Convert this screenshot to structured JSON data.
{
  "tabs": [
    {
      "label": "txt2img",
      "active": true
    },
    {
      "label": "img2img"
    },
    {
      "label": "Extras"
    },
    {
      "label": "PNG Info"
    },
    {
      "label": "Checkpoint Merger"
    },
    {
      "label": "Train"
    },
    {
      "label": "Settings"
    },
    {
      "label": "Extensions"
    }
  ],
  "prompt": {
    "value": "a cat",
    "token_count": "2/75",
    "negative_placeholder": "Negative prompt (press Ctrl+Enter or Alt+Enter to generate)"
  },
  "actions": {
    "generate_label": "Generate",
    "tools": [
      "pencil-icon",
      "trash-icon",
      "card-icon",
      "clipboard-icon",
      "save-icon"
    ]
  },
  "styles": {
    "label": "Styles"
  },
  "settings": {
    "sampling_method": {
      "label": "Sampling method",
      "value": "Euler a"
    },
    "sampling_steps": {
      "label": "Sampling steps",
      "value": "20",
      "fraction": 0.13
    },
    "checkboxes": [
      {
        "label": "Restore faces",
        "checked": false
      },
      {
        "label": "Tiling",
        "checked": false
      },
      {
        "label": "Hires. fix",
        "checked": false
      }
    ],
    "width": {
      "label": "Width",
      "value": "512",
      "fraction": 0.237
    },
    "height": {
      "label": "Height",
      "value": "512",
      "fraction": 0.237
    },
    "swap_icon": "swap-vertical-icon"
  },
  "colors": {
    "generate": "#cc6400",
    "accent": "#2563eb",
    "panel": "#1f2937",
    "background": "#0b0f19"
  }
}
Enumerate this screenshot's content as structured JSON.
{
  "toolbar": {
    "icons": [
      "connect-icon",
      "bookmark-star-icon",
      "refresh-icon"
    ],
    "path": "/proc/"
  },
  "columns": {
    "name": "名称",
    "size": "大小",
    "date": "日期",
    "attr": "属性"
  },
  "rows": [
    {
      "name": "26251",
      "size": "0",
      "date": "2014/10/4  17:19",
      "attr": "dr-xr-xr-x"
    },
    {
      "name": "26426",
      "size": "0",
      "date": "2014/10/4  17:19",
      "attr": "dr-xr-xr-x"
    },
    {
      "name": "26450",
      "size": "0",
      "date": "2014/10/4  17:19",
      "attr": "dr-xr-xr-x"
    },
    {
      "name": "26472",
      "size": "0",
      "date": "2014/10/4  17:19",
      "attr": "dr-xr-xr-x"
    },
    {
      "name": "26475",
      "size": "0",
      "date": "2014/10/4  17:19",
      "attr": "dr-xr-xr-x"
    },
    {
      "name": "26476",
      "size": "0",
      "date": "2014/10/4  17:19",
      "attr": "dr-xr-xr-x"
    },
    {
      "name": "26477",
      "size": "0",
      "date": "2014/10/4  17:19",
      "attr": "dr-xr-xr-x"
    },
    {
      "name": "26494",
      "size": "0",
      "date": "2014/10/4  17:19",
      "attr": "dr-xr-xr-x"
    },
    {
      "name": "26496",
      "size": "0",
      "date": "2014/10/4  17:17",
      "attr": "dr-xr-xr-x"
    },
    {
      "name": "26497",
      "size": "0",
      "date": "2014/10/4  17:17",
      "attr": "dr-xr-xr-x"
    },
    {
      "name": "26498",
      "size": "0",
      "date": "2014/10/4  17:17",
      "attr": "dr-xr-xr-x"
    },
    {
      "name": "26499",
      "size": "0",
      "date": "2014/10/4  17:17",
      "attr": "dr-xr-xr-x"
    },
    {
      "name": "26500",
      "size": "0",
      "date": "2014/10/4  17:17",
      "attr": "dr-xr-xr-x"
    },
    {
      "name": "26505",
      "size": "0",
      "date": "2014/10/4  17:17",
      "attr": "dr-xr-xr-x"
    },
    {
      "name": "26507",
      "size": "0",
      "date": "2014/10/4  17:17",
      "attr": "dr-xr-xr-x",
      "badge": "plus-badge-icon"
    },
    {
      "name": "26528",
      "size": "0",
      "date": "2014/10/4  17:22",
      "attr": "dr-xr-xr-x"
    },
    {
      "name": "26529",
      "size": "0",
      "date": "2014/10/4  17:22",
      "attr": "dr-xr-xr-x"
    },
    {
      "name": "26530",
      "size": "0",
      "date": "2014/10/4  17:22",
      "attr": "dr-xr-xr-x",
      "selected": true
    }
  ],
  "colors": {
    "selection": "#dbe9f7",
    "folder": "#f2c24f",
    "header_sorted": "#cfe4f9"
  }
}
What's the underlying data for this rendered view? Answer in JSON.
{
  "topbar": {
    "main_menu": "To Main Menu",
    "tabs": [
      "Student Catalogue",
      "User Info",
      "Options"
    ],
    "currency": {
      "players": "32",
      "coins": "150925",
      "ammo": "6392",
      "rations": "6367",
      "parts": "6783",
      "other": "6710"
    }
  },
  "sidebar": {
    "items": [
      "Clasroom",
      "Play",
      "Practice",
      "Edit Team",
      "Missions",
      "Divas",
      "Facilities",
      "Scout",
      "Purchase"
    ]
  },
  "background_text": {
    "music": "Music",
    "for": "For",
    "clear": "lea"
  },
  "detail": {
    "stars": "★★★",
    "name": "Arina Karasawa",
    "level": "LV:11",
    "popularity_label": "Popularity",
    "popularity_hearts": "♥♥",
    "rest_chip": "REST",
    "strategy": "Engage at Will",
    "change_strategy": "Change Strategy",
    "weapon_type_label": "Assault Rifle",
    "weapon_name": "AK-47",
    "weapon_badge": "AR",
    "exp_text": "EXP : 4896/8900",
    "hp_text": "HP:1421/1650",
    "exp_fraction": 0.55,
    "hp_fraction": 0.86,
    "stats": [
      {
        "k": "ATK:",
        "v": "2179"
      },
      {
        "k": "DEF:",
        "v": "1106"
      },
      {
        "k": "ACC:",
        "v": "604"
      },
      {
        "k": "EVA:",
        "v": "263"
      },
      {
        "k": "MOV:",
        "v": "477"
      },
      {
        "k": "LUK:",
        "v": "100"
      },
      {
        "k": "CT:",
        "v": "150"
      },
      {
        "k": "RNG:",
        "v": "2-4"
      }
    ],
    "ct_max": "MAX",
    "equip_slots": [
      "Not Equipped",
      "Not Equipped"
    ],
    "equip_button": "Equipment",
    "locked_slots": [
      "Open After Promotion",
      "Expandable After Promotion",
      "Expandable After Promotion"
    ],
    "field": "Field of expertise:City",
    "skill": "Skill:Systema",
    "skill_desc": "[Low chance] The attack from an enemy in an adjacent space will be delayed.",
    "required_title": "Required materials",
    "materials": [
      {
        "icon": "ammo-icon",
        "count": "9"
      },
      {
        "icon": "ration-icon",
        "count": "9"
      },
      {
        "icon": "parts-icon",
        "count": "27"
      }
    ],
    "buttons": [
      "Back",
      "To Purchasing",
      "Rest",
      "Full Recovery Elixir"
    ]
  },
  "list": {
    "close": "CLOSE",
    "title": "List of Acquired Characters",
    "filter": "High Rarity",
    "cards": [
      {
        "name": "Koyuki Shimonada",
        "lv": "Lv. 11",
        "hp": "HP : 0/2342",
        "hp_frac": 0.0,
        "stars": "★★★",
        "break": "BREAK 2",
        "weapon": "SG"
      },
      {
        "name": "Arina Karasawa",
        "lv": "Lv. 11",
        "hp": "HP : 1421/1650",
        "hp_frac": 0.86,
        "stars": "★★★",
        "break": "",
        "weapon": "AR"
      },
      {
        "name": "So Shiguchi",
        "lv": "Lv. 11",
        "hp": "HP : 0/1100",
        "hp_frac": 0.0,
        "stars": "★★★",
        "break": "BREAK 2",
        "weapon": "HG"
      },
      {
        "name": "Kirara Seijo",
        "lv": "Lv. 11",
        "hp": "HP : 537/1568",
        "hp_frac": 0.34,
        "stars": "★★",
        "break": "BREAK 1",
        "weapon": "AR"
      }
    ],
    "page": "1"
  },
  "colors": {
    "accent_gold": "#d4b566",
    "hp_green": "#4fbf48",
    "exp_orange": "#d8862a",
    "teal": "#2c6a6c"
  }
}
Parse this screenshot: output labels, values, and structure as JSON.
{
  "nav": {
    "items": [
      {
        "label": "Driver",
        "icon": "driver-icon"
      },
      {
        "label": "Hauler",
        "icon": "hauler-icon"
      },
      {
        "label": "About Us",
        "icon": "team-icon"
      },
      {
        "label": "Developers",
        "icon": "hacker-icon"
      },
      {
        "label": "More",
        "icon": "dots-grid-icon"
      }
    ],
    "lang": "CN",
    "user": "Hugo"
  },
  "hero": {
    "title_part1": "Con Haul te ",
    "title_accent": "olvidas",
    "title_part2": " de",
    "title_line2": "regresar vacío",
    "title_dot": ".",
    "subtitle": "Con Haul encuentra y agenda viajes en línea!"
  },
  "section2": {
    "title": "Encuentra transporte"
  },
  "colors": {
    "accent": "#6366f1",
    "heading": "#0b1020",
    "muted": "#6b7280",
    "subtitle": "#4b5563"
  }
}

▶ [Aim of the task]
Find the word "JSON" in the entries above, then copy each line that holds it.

▶ [Final answer]
Convert this screenshot to structured JSON data.
Enumerate this screenshot's content as structured JSON.
What's the underlying data for this rendered view? Answer in JSON.
Parse this screenshot: output labels, values, and structure as JSON.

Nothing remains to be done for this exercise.